"A lot of other experiences have come since then, but that has got to be one of the most enjoyable."
In the next two accounts, these newborn babies were put into intensive care and fought to stay alive. These fathers talk about the connections they had to their children despite the challenges. This connection, or attachment, is formed through simple interactions, like holding, talking to, or touching a child (Parke, 1996, p. 121). Both fathers and mothers can be equally attached to their children.
"We've always known that things were going to work out with Joshua, even when the doctors didn't give us much hope. Maybe it's a parent's blind love--I don't know. But we always knew that things were going to work out and that he was going to live. We didn't know what we'd have to go through to get to that point, but we never questioned that he would survive.
"The hardest part about the whole thing was feeling, as a father, that there was nothing I could do, that I was helpless.
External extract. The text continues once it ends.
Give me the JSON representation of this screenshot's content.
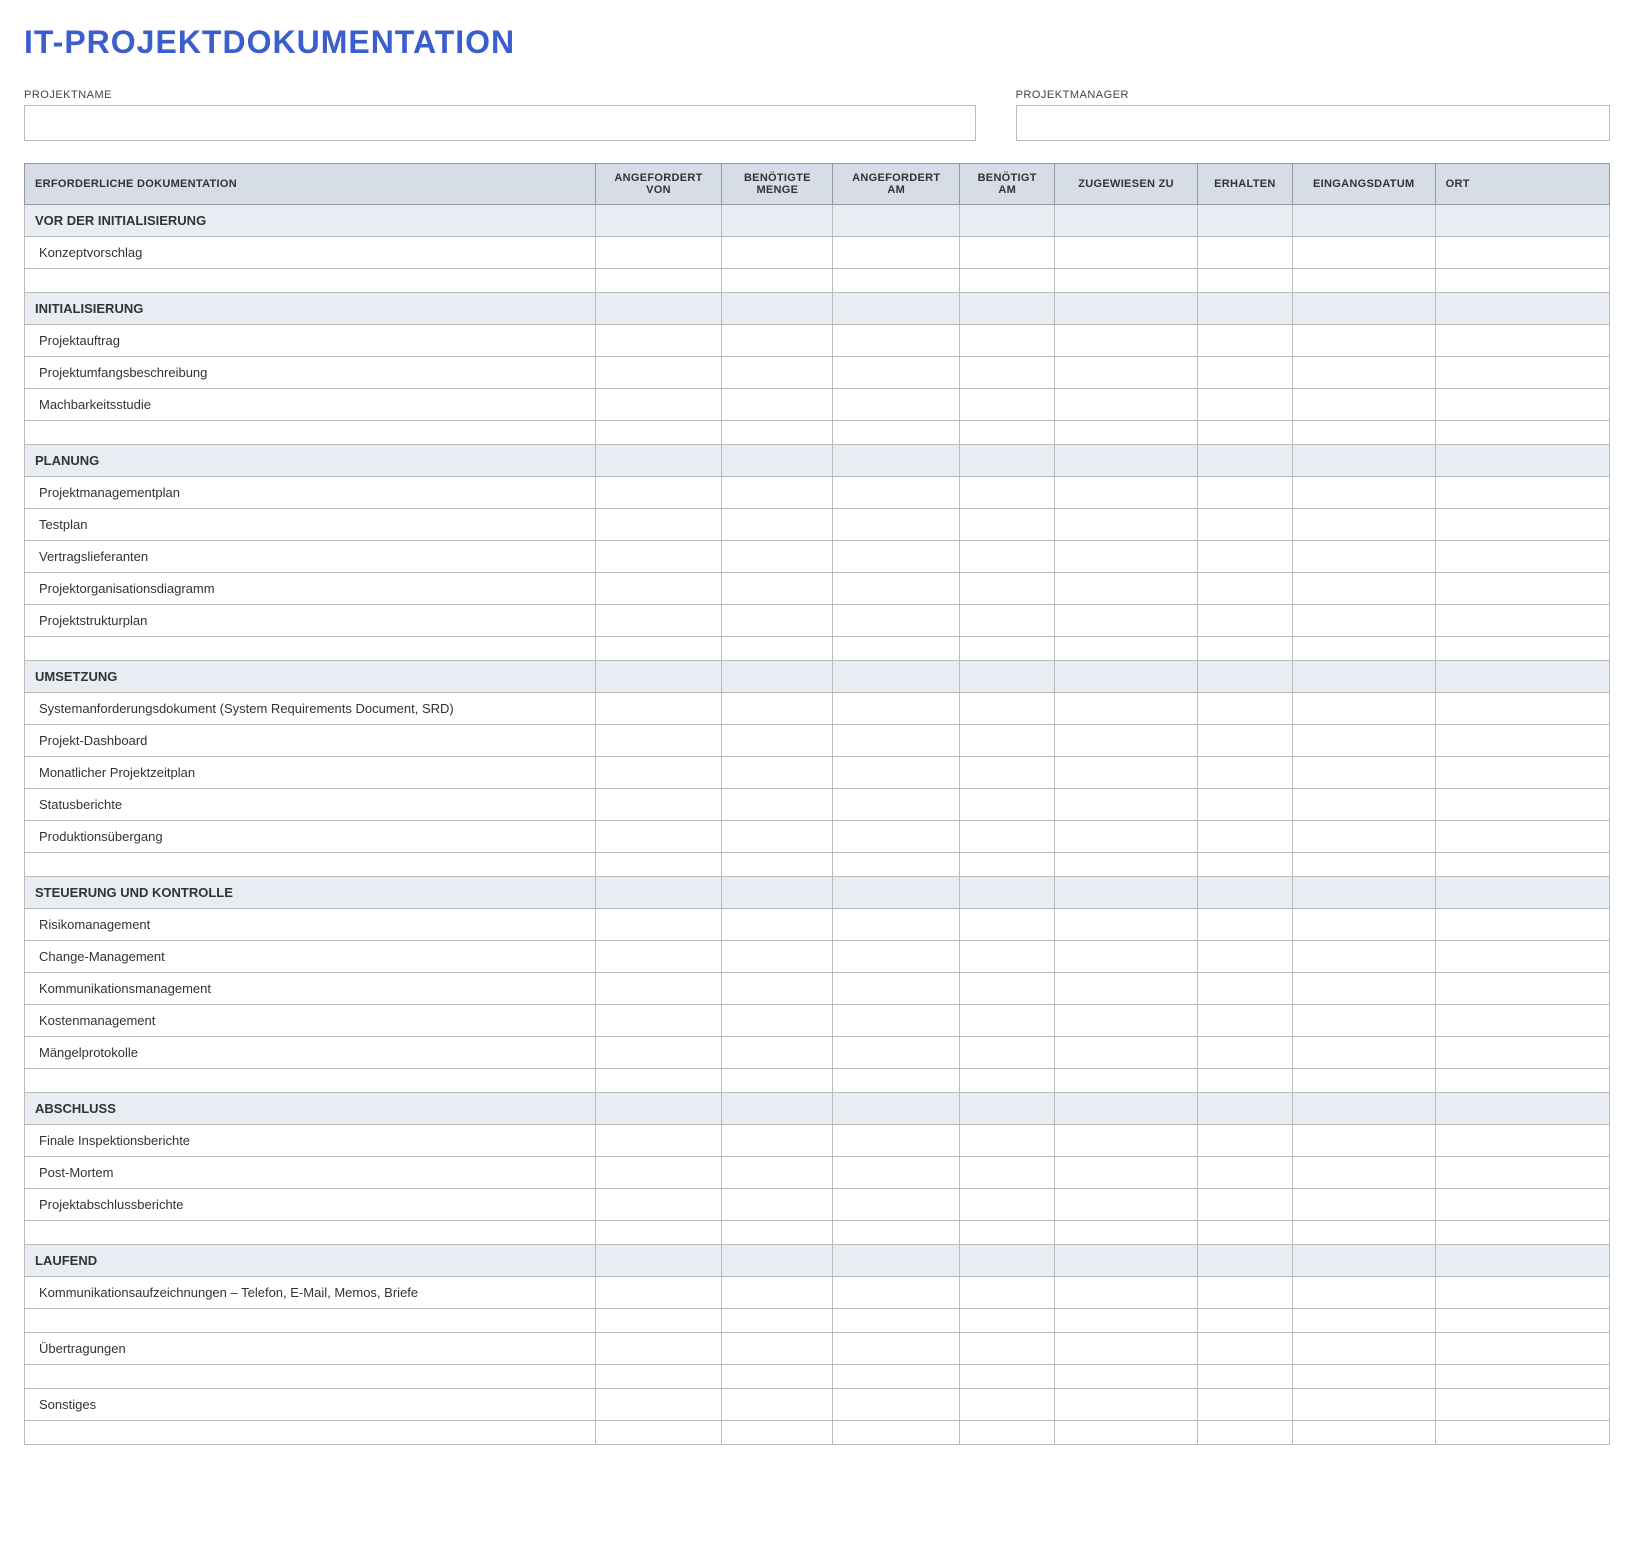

That is the hardest thing for a father or a mother, to feel like they are helpless in helping their child. To just give my prayers and give my strength emotionally wasn't enough....[A]s it turned out, just being there was what that child needed.
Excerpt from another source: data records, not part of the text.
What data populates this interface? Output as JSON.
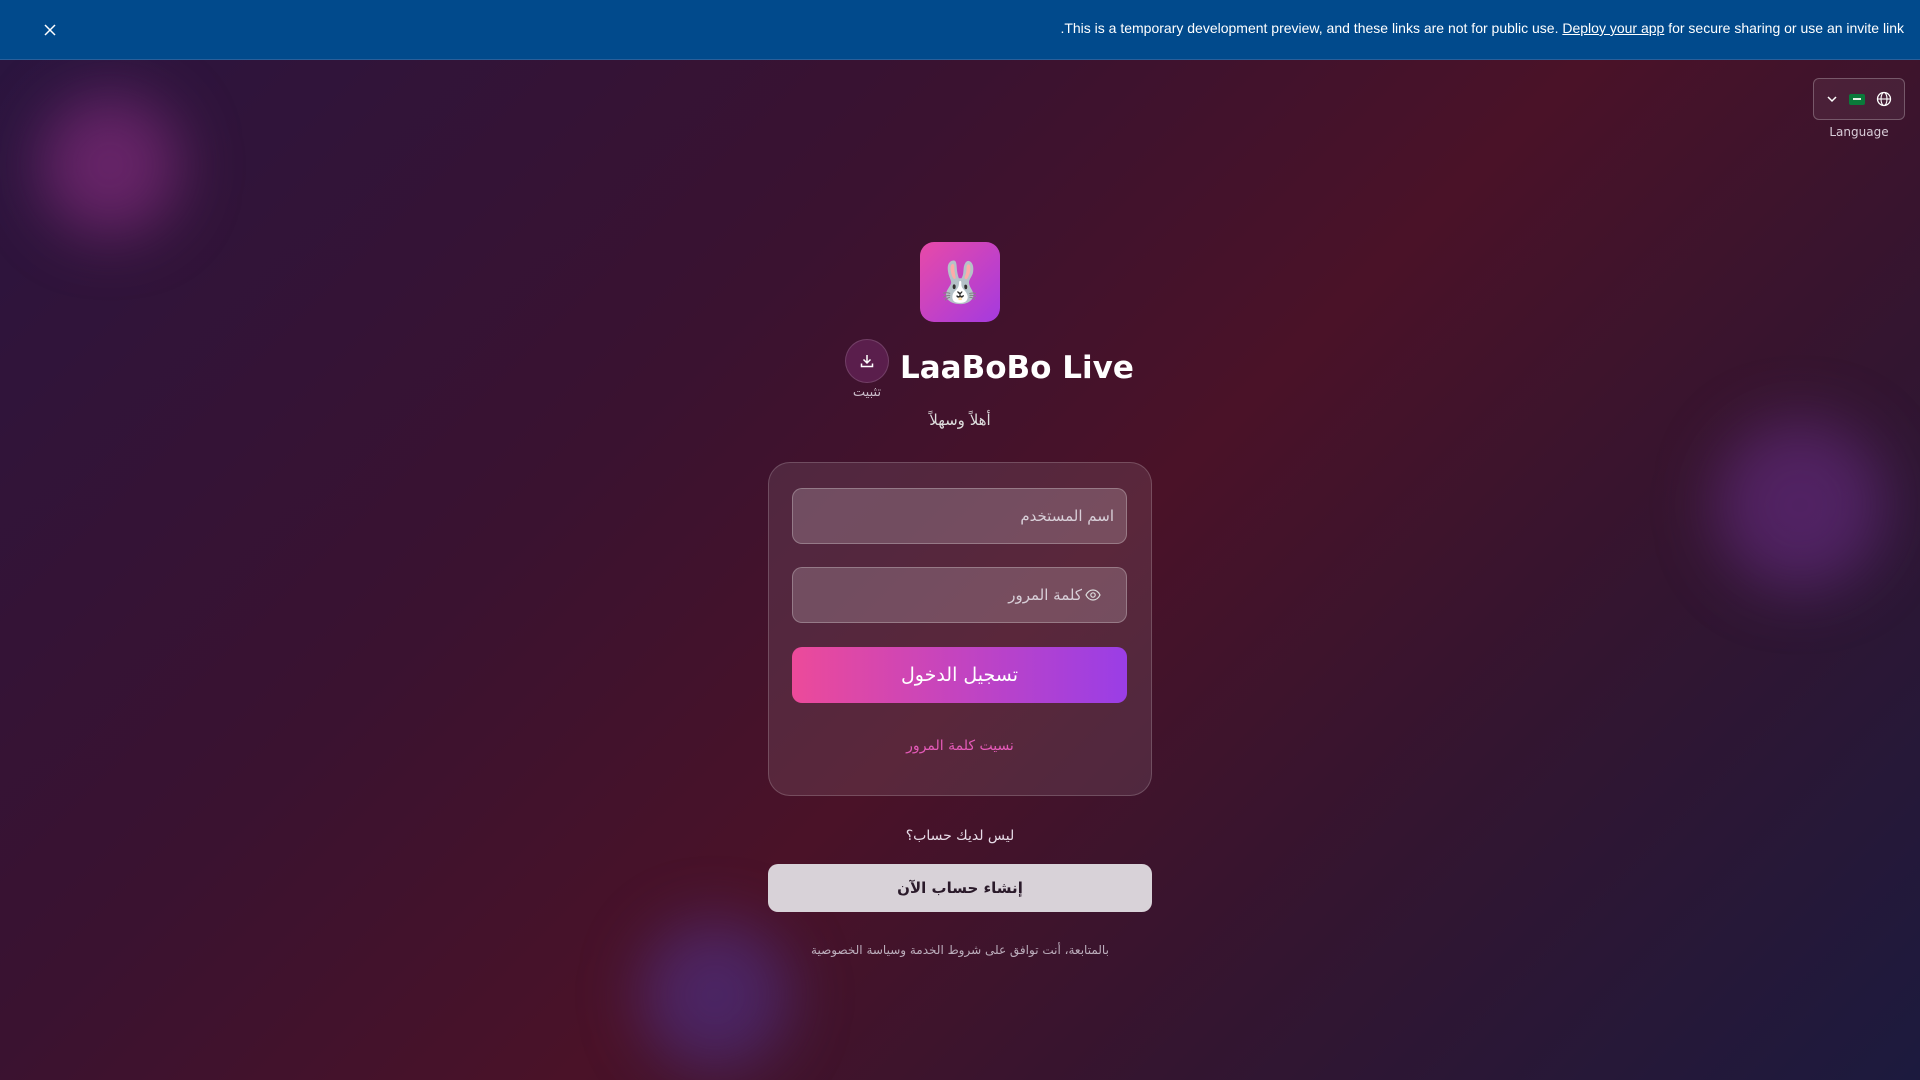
{
  "banner": {
    "text_before": ".This is a temporary development preview, and these links are not for public use. ",
    "link_text": "Deploy your app",
    "text_after": " for secure sharing or use an invite link"
  },
  "language": {
    "caption": "Language",
    "flag_icon": "saudi-flag-icon",
    "globe_icon": "globe-icon",
    "chevron_icon": "chevron-down-icon"
  },
  "brand": {
    "logo_emoji": "🐰",
    "title": "LaaBoBo Live",
    "install_label": "تثبيت",
    "welcome": "أهلاً وسهلاً"
  },
  "login": {
    "username_placeholder": "اسم المستخدم",
    "password_placeholder": "كلمة المرور",
    "submit_label": "تسجيل الدخول",
    "forgot_label": "نسيت كلمة المرور"
  },
  "signup": {
    "prompt": "ليس لديك حساب؟",
    "button_label": "إنشاء حساب الآن"
  },
  "terms": "بالمتابعة، أنت توافق على شروط الخدمة وسياسة الخصوصية",
  "colors": {
    "banner_bg": "#014a8c",
    "accent_pink": "#ec4a9a",
    "accent_purple": "#9a3ee6",
    "link_pink": "#e45ab8"
  }
}
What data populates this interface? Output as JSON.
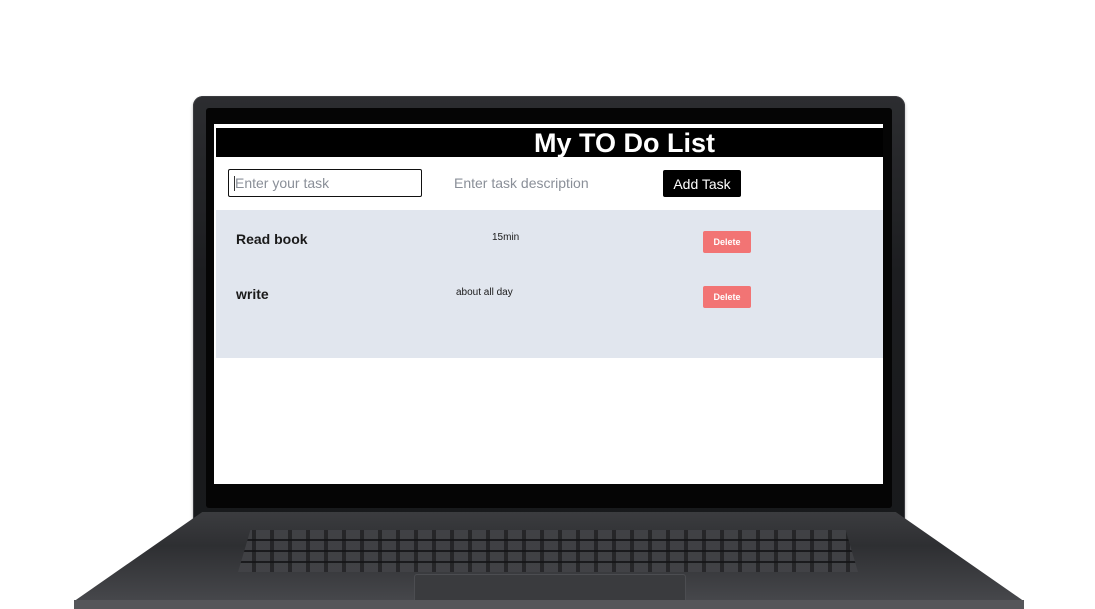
{
  "app": {
    "title": "My TO Do List"
  },
  "form": {
    "task_placeholder": "Enter your task",
    "description_placeholder": "Enter task description",
    "add_label": "Add Task"
  },
  "tasks": [
    {
      "name": "Read book",
      "description": "15min",
      "delete_label": "Delete"
    },
    {
      "name": "write",
      "description": "about all day",
      "delete_label": "Delete"
    }
  ],
  "colors": {
    "header_bg": "#000000",
    "list_bg": "#e1e6ee",
    "delete_bg": "#f27474",
    "add_bg": "#000000"
  }
}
"We couldn't hold him for five weeks, but we could talk to him and touch him. The baby could not respond to people because he was so medicated and was on the ventilator....But any time Mom would walk in and just start talking the baby would flinch and try to open its eyes. In other words, it would acknowledge that it knew who was there. That's a rewarding experience.
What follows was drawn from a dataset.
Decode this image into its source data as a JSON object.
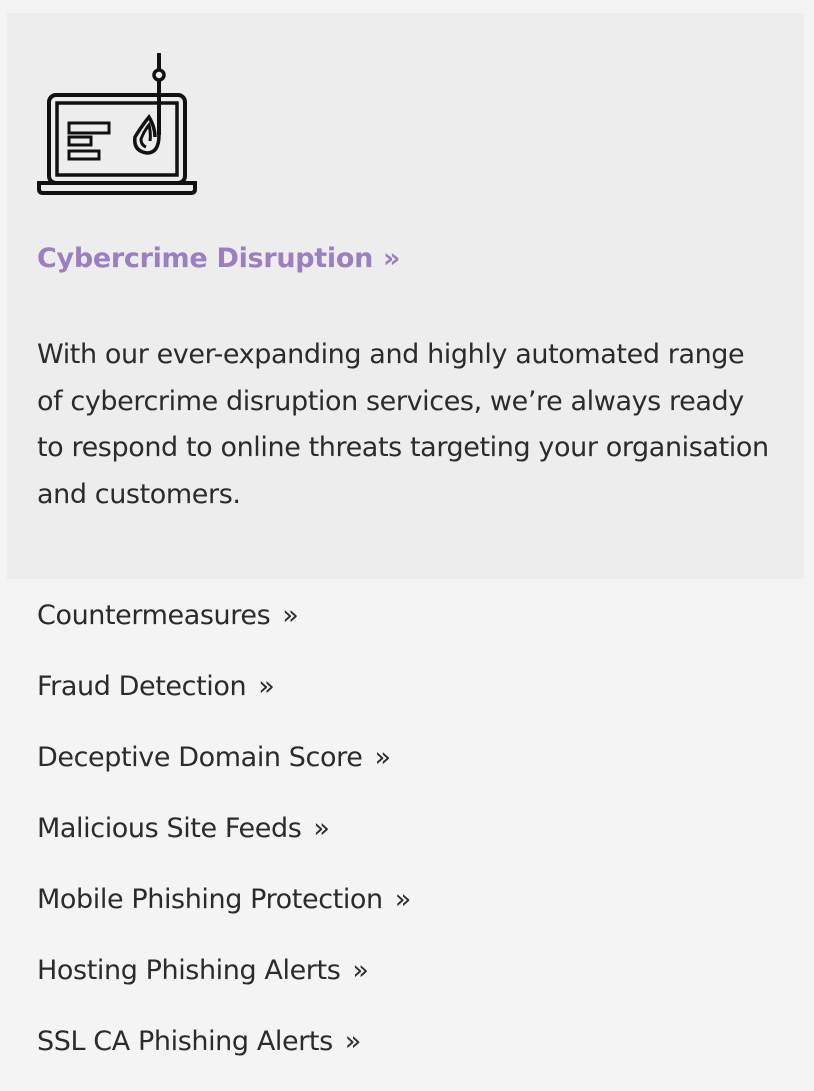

"You think that you're helpless and that what you're doing is worthless, that it isn't helping, but it is."
Research suggests that when children have two nurturant parents, they are less likely to compete negatively for adult attention with siblings (Biller 1993, p. 21). This last story shows a father's love and concern for an older son who was soon to have a sister. He wonders if this new baby will affect his relationship with his son.
"I think an experience when I felt especially close with Bryton, [first child] was when Brittany was being born, [second child], because I remember wondering how I could love another child as much as I loved the first one. I remember talking with him--not that he could understand me, but I think he knew that I was sleeping right beside him.
"I just told him that I loved him and that I was a bit concerned what would happen when the other child came. I felt bad for him that someone else was coming in and that it might interfere with our relationship or with how I felt with him because he was the first child. I felt really close to him, I didn't want anyone else to come in and change things."
ConclusionFatherWork with infants builds the foundation for a child's trust in the world. When a house has a firm foundation, its stability is increased. In the same way, a child's future rests on a foundation of trust built over time.
Fathers are crucial in building that trust as they complete daily chores to care for their children by providing for their children's needs and showing their love and concern. When fathers can work together with mothers, children's foundations of trust are formed by sharing the exhausting work of child care and financially supporting the family.
By pouring their lives into making their children feel safe and having their needs met, generative fathers lay the beginnings of a rich and secure life for their chlidren. Your child's sense of trust will be solidly formed when you involve yourself from day one.